During a Roux-en-Y gastric bypass, surgeons create a small pouch from a portion of the stomach. This pouch is separated from the rest of the stomach and the two upper parts of the small intestine, which are known as the duodenum and jejunum. The pouch is then reconnected to the lower segment of the small intestine, forming a “Y” shape. The surgery limits the amount of food people can comfortably eat at one time and the number of calories and nutrients that are absorbed from food.

“Metabolic changes happen almost instantly when you bypass the duodenum, so people see diabetes improvement not long after surgery,” said Joshua Steiner, MD, FACS, bariatric surgeon at the Center for Weight Loss Surgery at Saint Joseph East, part of KentuckyOne Health. “Many of our patients go home needing very little of their diabetes medication.”

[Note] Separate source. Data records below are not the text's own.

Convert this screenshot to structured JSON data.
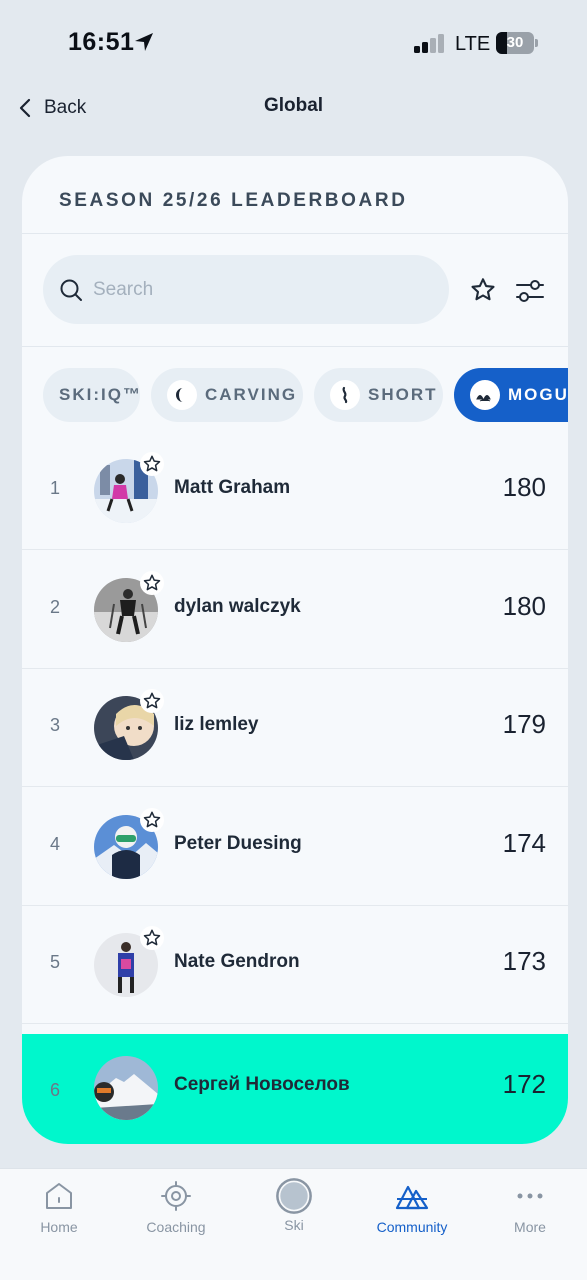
{
  "status_bar": {
    "time": "16:51",
    "carrier": "LTE",
    "battery": "30",
    "battery_level": 0.3
  },
  "nav": {
    "back_label": "Back",
    "title": "Global"
  },
  "card": {
    "title": "SEASON 25/26 LEADERBOARD"
  },
  "search": {
    "placeholder": "Search",
    "value": ""
  },
  "chips": [
    {
      "label": "SKI:IQ™",
      "icon": ""
    },
    {
      "label": "CARVING",
      "icon": "carving-icon"
    },
    {
      "label": "SHORT",
      "icon": "short-turn-icon"
    },
    {
      "label": "MOGULS",
      "icon": "moguls-icon",
      "active": true
    }
  ],
  "leaderboard": [
    {
      "rank": "1",
      "name": "Matt Graham",
      "score": "180"
    },
    {
      "rank": "2",
      "name": "dylan walczyk",
      "score": "180"
    },
    {
      "rank": "3",
      "name": "liz lemley",
      "score": "179"
    },
    {
      "rank": "4",
      "name": "Peter Duesing",
      "score": "174"
    },
    {
      "rank": "5",
      "name": "Nate Gendron",
      "score": "173"
    },
    {
      "rank": "6",
      "name": "Сергей Новоселов",
      "score": "172",
      "current_user": true
    }
  ],
  "tabs": [
    {
      "label": "Home",
      "icon": "home-icon"
    },
    {
      "label": "Coaching",
      "icon": "target-icon"
    },
    {
      "label": "Ski",
      "icon": "ski-icon"
    },
    {
      "label": "Community",
      "icon": "mountains-icon",
      "active": true
    },
    {
      "label": "More",
      "icon": "more-icon"
    }
  ],
  "colors": {
    "accent": "#1560c9",
    "highlight": "#00f7cc",
    "background": "#e3e9ef",
    "card": "#f6f9fc"
  }
}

The American Society for Metabolic and Bariatric Surgery estimates that Roux-en-Y gastric bypass essentially cures Type 2 diabetes in 80 percent of cases. Roughly 85 to 90 percent of Dr. Steiner’s patients no longer have to worry about diabetes after surgery, and nearly 100 percent see improvement.
Dr. Farrell offers Roux-en-Y gastric bypass and sleeve gastrectomy, which was the most performed bariatric surgery in 2015, to patients looking to improve their Type 2 diabetes symptoms. During a sleeve gastrectomy, physicians remove roughly 80 to 85 percent of the stomach. More than 80 percent of his patients who have a sleeve gastrectomy notice Type 2 diabetes improvement or resolution.

“To see that there is an option that can treat diabetes and prevent serious complications fills people with hope,” Dr. Farrell said. “These surgeries are truly life changing.”

This article originally appeared in the Fall 2016 edition of One Health magazine. For more information about weight loss and nutrition, subscribe to One Health magazine today.

A Gift that Makes a Difference

Read A Gift that Makes a Difference

A Gift that Makes a Difference

When Walter Clare’s wife Lisa passed away in April 2015, the Kentucky resident began thinking about his estate and how he could make a lasting impact on the lives of others. His search led him to the Jewish Hospital & St. Mary’s Foundation.

Lisa had cancer and Clare wanted their legacy to benefit families dealing with cancer and the related financial hardships that can interfere with people’s ability to get the care they need. Well aware of the work performed at the James Graham Brown Cancer Center, part of KentuckyOne Health, Clare established an endowment fund that will offer assistance to families in need.

“There are many families who travel long distances to come to the cancer center, and they need help paying for gas and meals,” Clare said. “It’s my hope that I can ease that burden.”

An Accessible Choice

Many people believe that planned giving is only an option for those with large estates, but as Clare noted, leaving a legacy to a charitable organization is within everyone’s reach.

“I’m an average person – my estate includes life insurance, a retirement account, my home and personal property,” Clare said. “For people like me, planned giving is a good way to benefit organizations that are important to them. It gives me a sense of comfort to know that after I’m gone,” I’ll be providing resources to a worthy institution.”

This story originally appeared in the Fall 2016 edition of One Health magazine. For more inspirational stories of support and generosity, subscribe today.